Input records: Begin

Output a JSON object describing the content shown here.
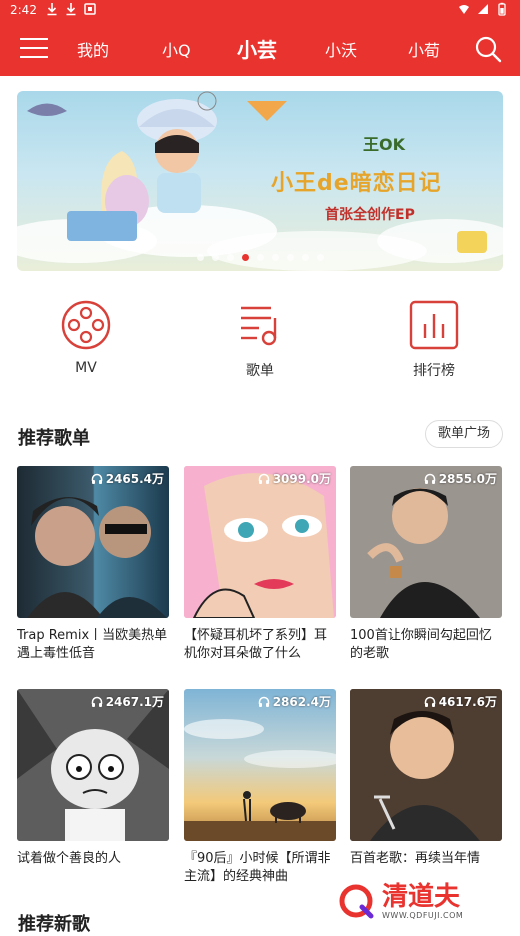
{
  "status_bar": {
    "time": "2:42"
  },
  "nav": {
    "tabs": [
      {
        "label": "我的"
      },
      {
        "label": "小Q"
      },
      {
        "label": "小芸"
      },
      {
        "label": "小沃"
      },
      {
        "label": "小荀"
      }
    ],
    "active_tab": "小芸"
  },
  "banner": {
    "title_line1": "王OK",
    "title_line2": "小王de暗恋日记",
    "title_line3": "首张全创作EP",
    "slide_count": 9,
    "active_slide": 3
  },
  "quick_links": [
    {
      "label": "MV",
      "icon": "film-reel-icon"
    },
    {
      "label": "歌单",
      "icon": "playlist-icon"
    },
    {
      "label": "排行榜",
      "icon": "chart-icon"
    }
  ],
  "recommend": {
    "title": "推荐歌单",
    "more_label": "歌单广场",
    "playlists": [
      {
        "plays": "2465.4万",
        "title": "Trap Remix丨当欧美热单遇上毒性低音"
      },
      {
        "plays": "3099.0万",
        "title": "【怀疑耳机坏了系列】耳机你对耳朵做了什么"
      },
      {
        "plays": "2855.0万",
        "title": "100首让你瞬间勾起回忆的老歌"
      },
      {
        "plays": "2467.1万",
        "title": "试着做个善良的人"
      },
      {
        "plays": "2862.4万",
        "title": "『90后』小时候【所谓非主流】的经典神曲"
      },
      {
        "plays": "4617.6万",
        "title": "百首老歌：再续当年情"
      }
    ]
  },
  "next_section": {
    "title": "推荐新歌"
  },
  "watermark": {
    "brand": "清道夫",
    "url": "WWW.QDFUJI.COM"
  },
  "colors": {
    "accent": "#e8332f"
  }
}
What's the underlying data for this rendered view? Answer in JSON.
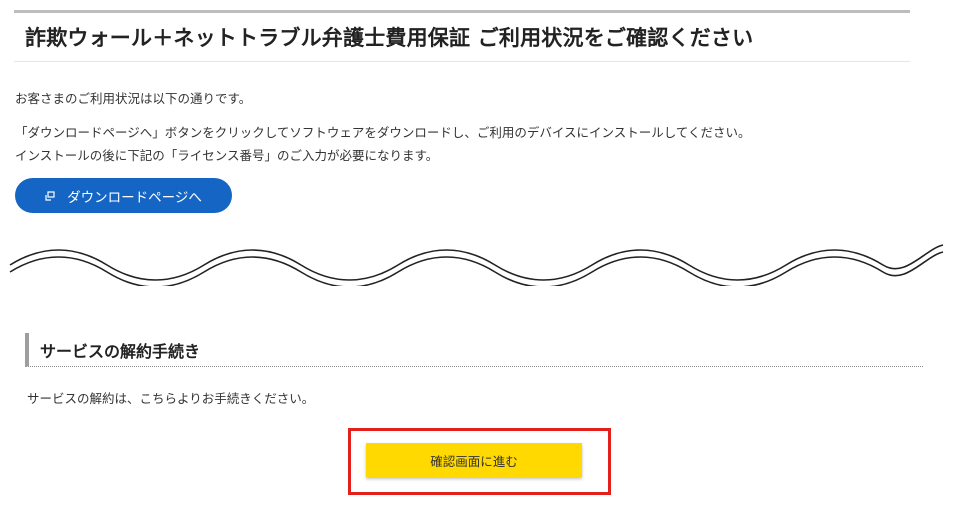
{
  "page_title": "詐欺ウォール＋ネットトラブル弁護士費用保証 ご利用状況をご確認ください",
  "intro": {
    "line1": "お客さまのご利用状況は以下の通りです。",
    "line2": "「ダウンロードページへ」ボタンをクリックしてソフトウェアをダウンロードし、ご利用のデバイスにインストールしてください。",
    "line3": "インストールの後に下記の「ライセンス番号」のご入力が必要になります。"
  },
  "download_button": {
    "label": "ダウンロードページへ",
    "icon": "external-window-icon",
    "color": "#1566c4"
  },
  "cancel_section": {
    "heading": "サービスの解約手続き",
    "description": "サービスの解約は、こちらよりお手続きください。",
    "button_label": "確認画面に進む",
    "button_color": "#ffd900",
    "highlight_color": "#e3201b"
  }
}
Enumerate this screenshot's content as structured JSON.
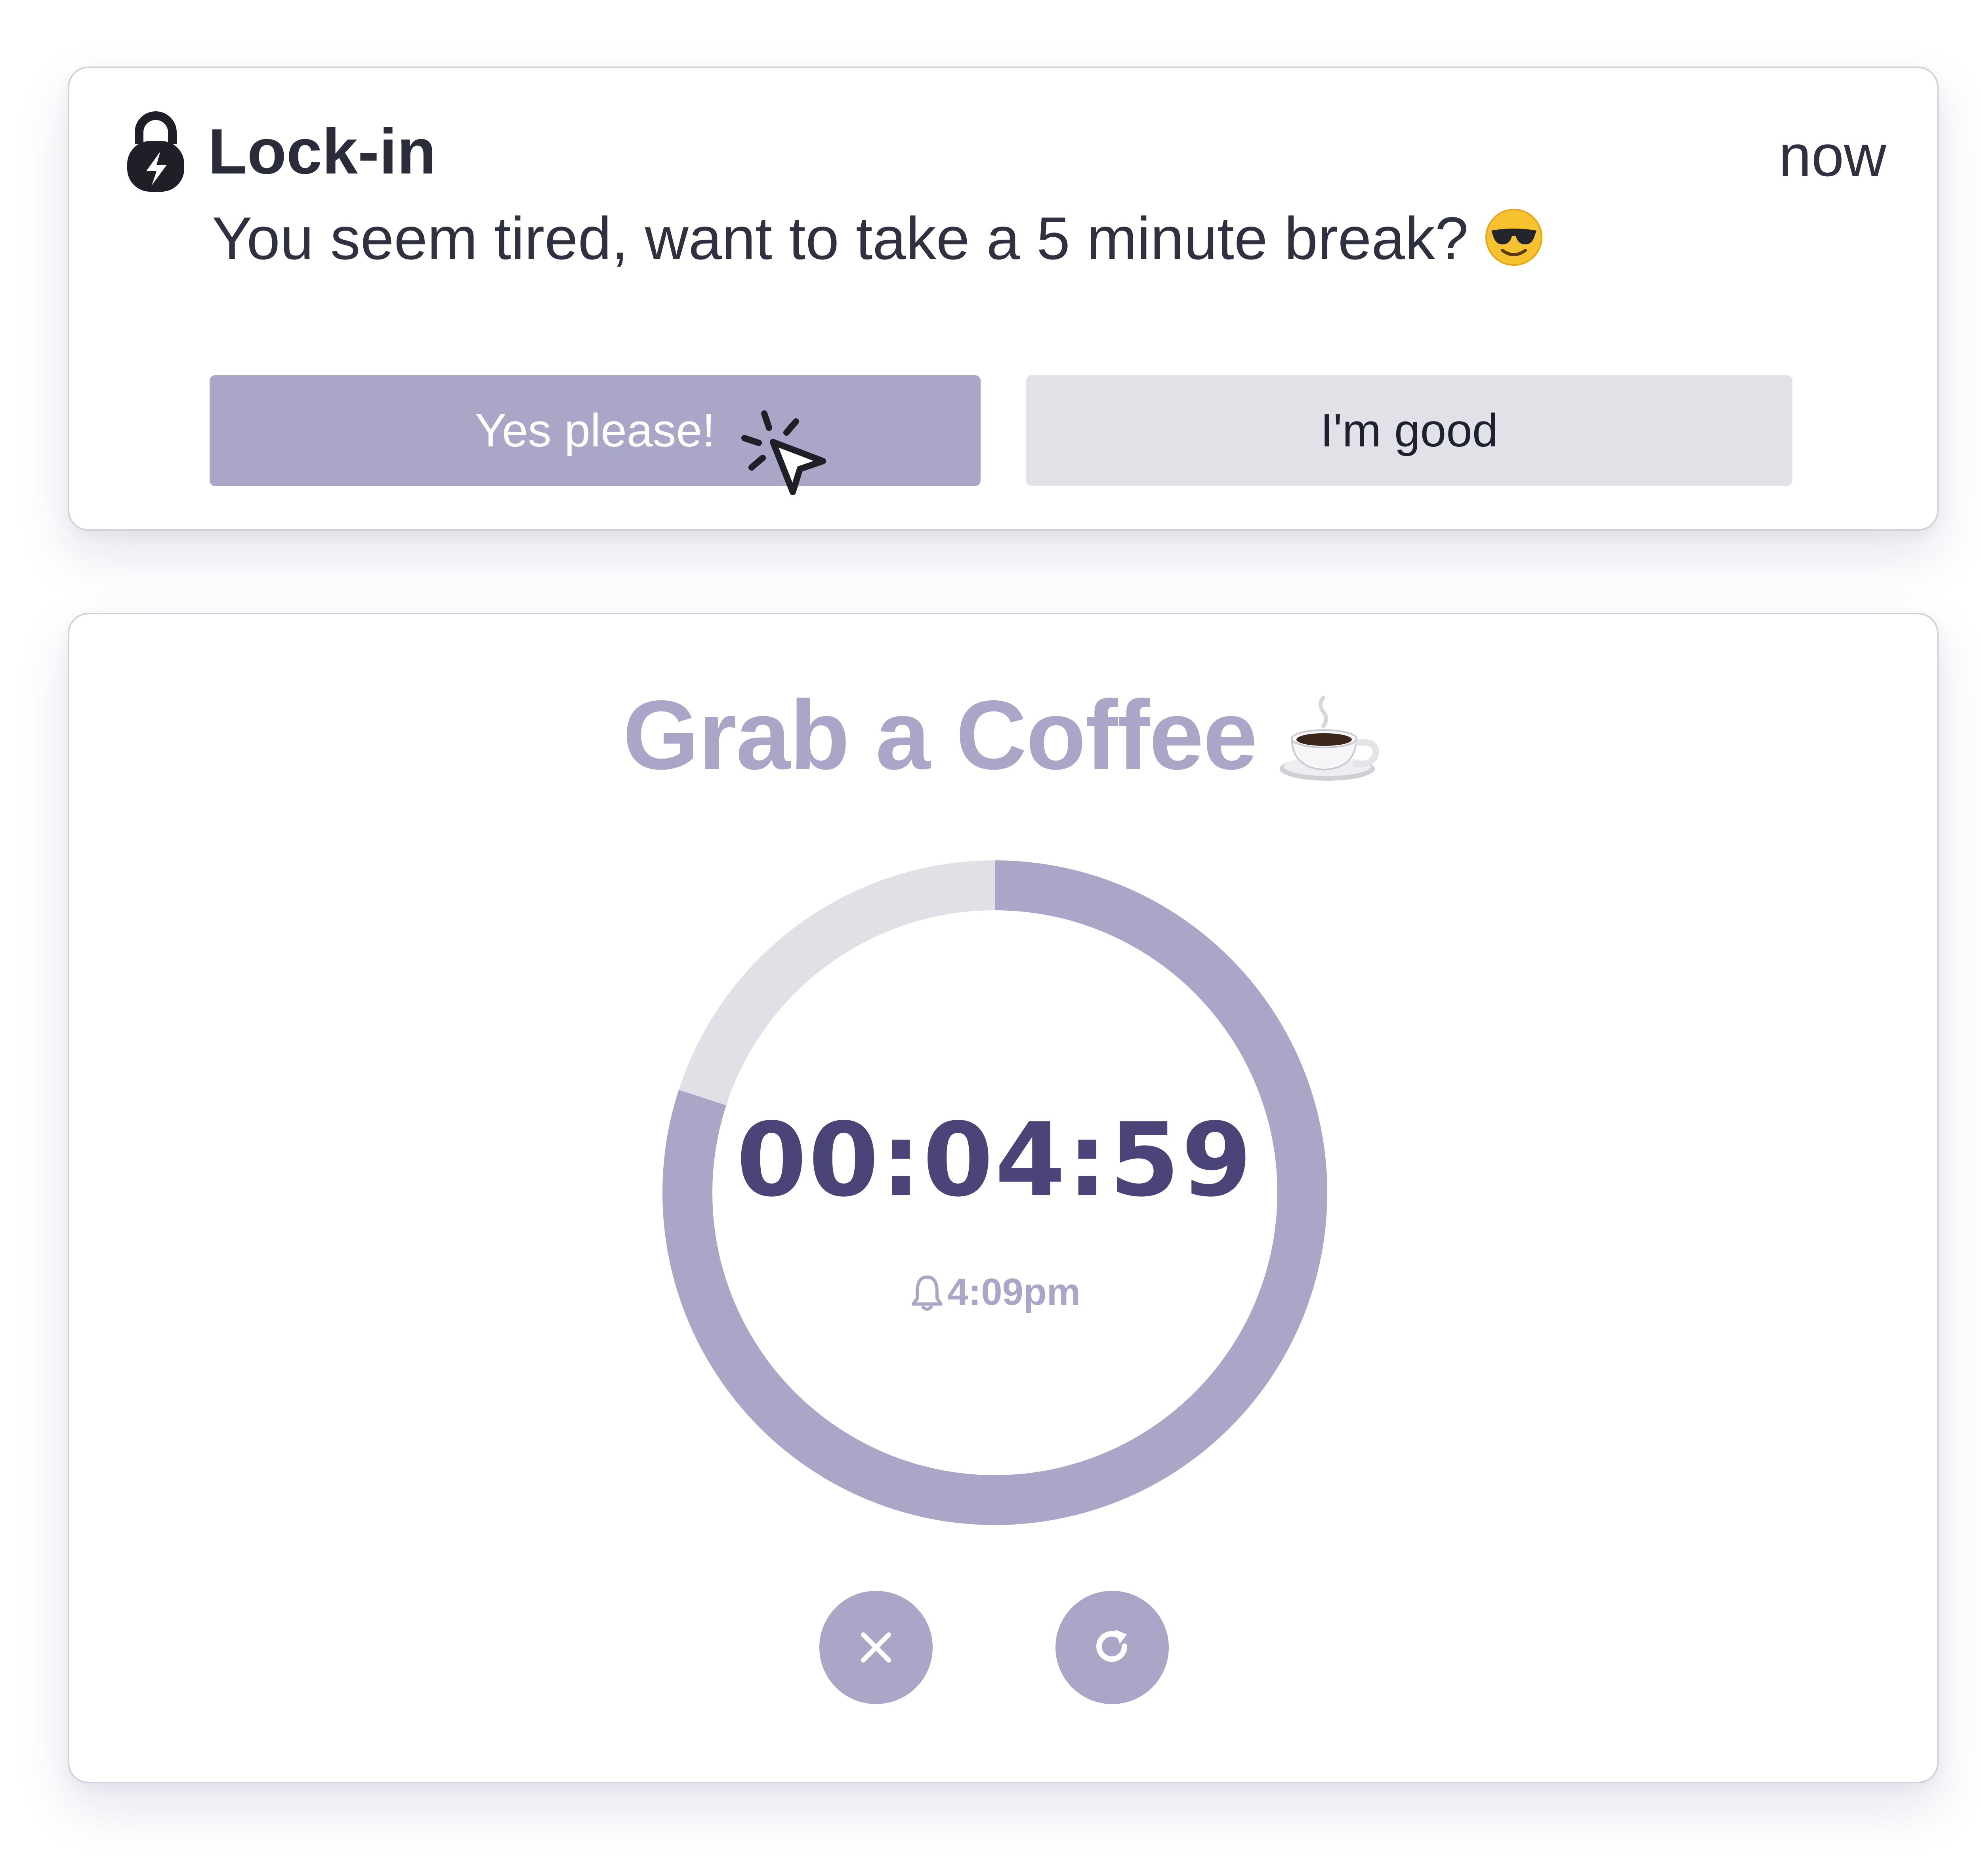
{
  "notification": {
    "app_name": "Lock-in",
    "time": "now",
    "message": "You seem tired, want to take a 5 minute break?",
    "message_emoji": "smiling-face-with-sunglasses",
    "app_icon": "lock-lightning-icon",
    "primary_button": "Yes please!",
    "secondary_button": "I'm good",
    "cursor_icon": "click-cursor-icon"
  },
  "timer": {
    "title": "Grab a Coffee",
    "title_icon": "coffee-cup-icon",
    "countdown": "00:04:59",
    "alarm_time": "4:09pm",
    "alarm_icon": "bell-icon",
    "progress_remaining": 0.8,
    "cancel_icon": "close-icon",
    "reset_icon": "reset-icon"
  },
  "colors": {
    "accent": "#a9a6c8",
    "track": "#dfe1e6",
    "countdown_text": "#4a4478",
    "secondary_button_bg": "#e0e2e7"
  }
}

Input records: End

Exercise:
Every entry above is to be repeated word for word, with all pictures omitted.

Reply to the exercise:
Output a JSON object describing the content shown here.
{
  "status_bar": {
    "time": "2:42"
  },
  "nav": {
    "tabs": [
      {
        "label": "我的"
      },
      {
        "label": "小Q"
      },
      {
        "label": "小芸"
      },
      {
        "label": "小沃"
      },
      {
        "label": "小荀"
      }
    ],
    "active_tab": "小芸"
  },
  "banner": {
    "title_line1": "王OK",
    "title_line2": "小王de暗恋日记",
    "title_line3": "首张全创作EP",
    "slide_count": 9,
    "active_slide": 3
  },
  "quick_links": [
    {
      "label": "MV",
      "icon": "film-reel-icon"
    },
    {
      "label": "歌单",
      "icon": "playlist-icon"
    },
    {
      "label": "排行榜",
      "icon": "chart-icon"
    }
  ],
  "recommend": {
    "title": "推荐歌单",
    "more_label": "歌单广场",
    "playlists": [
      {
        "plays": "2465.4万",
        "title": "Trap Remix丨当欧美热单遇上毒性低音"
      },
      {
        "plays": "3099.0万",
        "title": "【怀疑耳机坏了系列】耳机你对耳朵做了什么"
      },
      {
        "plays": "2855.0万",
        "title": "100首让你瞬间勾起回忆的老歌"
      },
      {
        "plays": "2467.1万",
        "title": "试着做个善良的人"
      },
      {
        "plays": "2862.4万",
        "title": "『90后』小时候【所谓非主流】的经典神曲"
      },
      {
        "plays": "4617.6万",
        "title": "百首老歌：再续当年情"
      }
    ]
  },
  "next_section": {
    "title": "推荐新歌"
  },
  "watermark": {
    "brand": "清道夫",
    "url": "WWW.QDFUJI.COM"
  },
  "colors": {
    "accent": "#e8332f"
  }
}
What's the underlying data for this rendered view? Answer in JSON.
{
  "page_title": "詐欺ウォール＋ネットトラブル弁護士費用保証 ご利用状況をご確認ください",
  "intro": {
    "line1": "お客さまのご利用状況は以下の通りです。",
    "line2": "「ダウンロードページへ」ボタンをクリックしてソフトウェアをダウンロードし、ご利用のデバイスにインストールしてください。",
    "line3": "インストールの後に下記の「ライセンス番号」のご入力が必要になります。"
  },
  "download_button": {
    "label": "ダウンロードページへ",
    "icon": "external-window-icon",
    "color": "#1566c4"
  },
  "cancel_section": {
    "heading": "サービスの解約手続き",
    "description": "サービスの解約は、こちらよりお手続きください。",
    "button_label": "確認画面に進む",
    "button_color": "#ffd900",
    "highlight_color": "#e3201b"
  }
}
Enumerate this screenshot's content as structured JSON.
{
  "notification": {
    "app_name": "Lock-in",
    "time": "now",
    "message": "You seem tired, want to take a 5 minute break?",
    "message_emoji": "smiling-face-with-sunglasses",
    "app_icon": "lock-lightning-icon",
    "primary_button": "Yes please!",
    "secondary_button": "I'm good",
    "cursor_icon": "click-cursor-icon"
  },
  "timer": {
    "title": "Grab a Coffee",
    "title_icon": "coffee-cup-icon",
    "countdown": "00:04:59",
    "alarm_time": "4:09pm",
    "alarm_icon": "bell-icon",
    "progress_remaining": 0.8,
    "cancel_icon": "close-icon",
    "reset_icon": "reset-icon"
  },
  "colors": {
    "accent": "#a9a6c8",
    "track": "#dfe1e6",
    "countdown_text": "#4a4478",
    "secondary_button_bg": "#e0e2e7"
  }
}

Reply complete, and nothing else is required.